Hundreds greet Aristide on return to troubled Haiti

·3 min read

PORT-AU-PRINCE, Haiti (AP) — Former President Jean-Bertrand Aristide returned to Haiti on Friday after a nearly a month in Cuba, thrilling hundreds of supporters who gathered at the airport at a time of tensions over the recent assassination of the country's leader.

Aristide, a charismatic yet divisive figure in Haiti who was receiving unspecified medical treatment in Cuba, arrives back in a country simmering with tension over the July 7 assassination of President Jovenel Moïse as new details about the investigation emerged.

Police Chief Léon Charles said 24 police officers were standing guard when a group of heavily armed men attacked the president's private house. He said they have been interrogated and that a fifth high-ranking police official has been placed in isolated detention with four others, although none have been named as suspects.

Interim Prime Minister Claude Joseph said the government will continue to bring those responsible to justice.

“We will continue to pose questions,” he said.

Meanwhile, throngs of Aristide supporters cheered when they saw the former president arrive.

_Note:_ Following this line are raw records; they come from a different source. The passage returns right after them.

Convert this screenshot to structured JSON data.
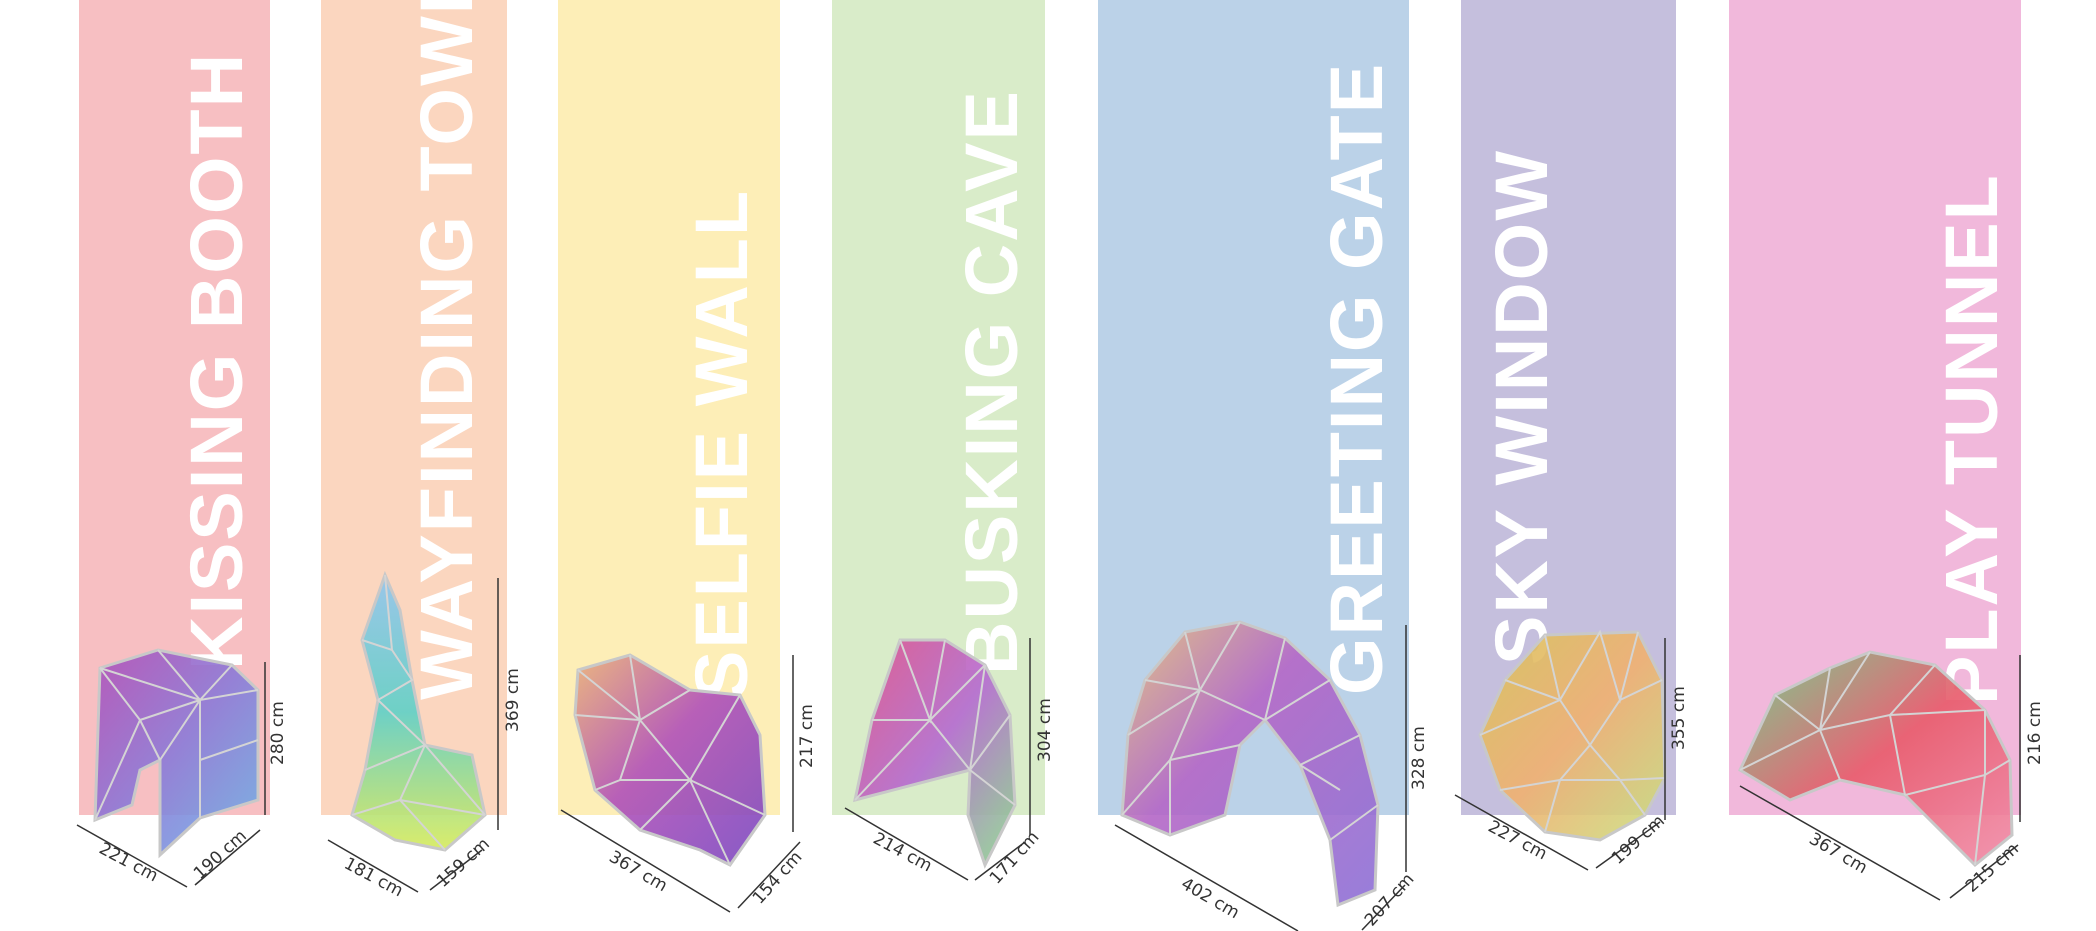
{
  "structures": [
    {
      "name": "KISSING BOOTH",
      "color": "#f7bfc2",
      "height": "280 cm",
      "length": "221 cm",
      "width": "190 cm"
    },
    {
      "name": "WAYFINDING TOWER",
      "color": "#fbd6bf",
      "height": "369 cm",
      "length": "181 cm",
      "width": "159 cm"
    },
    {
      "name": "SELFIE WALL",
      "color": "#fdeeb7",
      "height": "217 cm",
      "length": "367 cm",
      "width": "154 cm"
    },
    {
      "name": "BUSKING CAVE",
      "color": "#d9ecc9",
      "height": "304 cm",
      "length": "214 cm",
      "width": "171 cm"
    },
    {
      "name": "GREETING GATE",
      "color": "#bbd2e8",
      "height": "328 cm",
      "length": "402 cm",
      "width": "207 cm"
    },
    {
      "name": "SKY WINDOW",
      "color": "#c5bfdd",
      "height": "355 cm",
      "length": "227 cm",
      "width": "199 cm"
    },
    {
      "name": "PLAY TUNNEL",
      "color": "#f1b8db",
      "height": "216 cm",
      "length": "367 cm",
      "width": "215 cm"
    }
  ]
}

They had arrived a couple of hours before the plane landed, holding pictures of the former priest, some saying, “The king is back!”

Joel Edouard “Pacha” Vorbe, an executive committee member of Aristide’s Fanmi Lavalas party, said Aristide is in good health although he didn't have details about his condition.

“He is completely recovered,” Vorbe said.

Aristide’s return adds a potentially volatile element to an already tense situation in a country facing a power vacuum. Aristide has long been one of Haiti’s most polarizing politicians and is still popular with some groups.

The twice-elected, twice-ousted leader returned to Haiti from exile in 2011 and has largely kept a low profile except for when he campaigned for the presidential candidate of his party in 2016.

It wasn’t clear what health conditions prompted Aristide to fly to Cuba. At the time, Moïse said only that Aristide had to seek treatment abroad and that Haiti’s embassy in Cuba would provide any assistance required.

Joseph is currently governing Haiti with the backing of police and military, although he faces growing challenges to his power more than a week after Moïse was killed.

More than 20 suspects accused of direct involvement in the slaying have been arrested, the majority of them former Colombian soldiers. At least three other suspects were killed, and police are still looking for at least seven others, authorities have said.

Colombia's government has said only a small group of Colombian soldiers knew the true nature of the operation and that the others were duped.

While Haiti's government has asked for military assistance, U.S. President Joe Biden said Thursday that sending troops was “not on the agenda." However, he said U.S. Marines would be deployed to boost security at the U.S. Embassy in Haiti.

Mathias Pierre, Haiti's elections minister, said he believes the door is still open for potential U.S. military assistance, noting that the country is in a “fragile situation” and requires a secure environment to hold elections in upcoming months.

___

AP journalist Pierre Richard contributed to this report.

Dánica Coto, The Associated Press

Our goal is to create a safe and engaging place for users to connect over interests and passions. In order to improve our community experience, we are temporarily suspending article commenting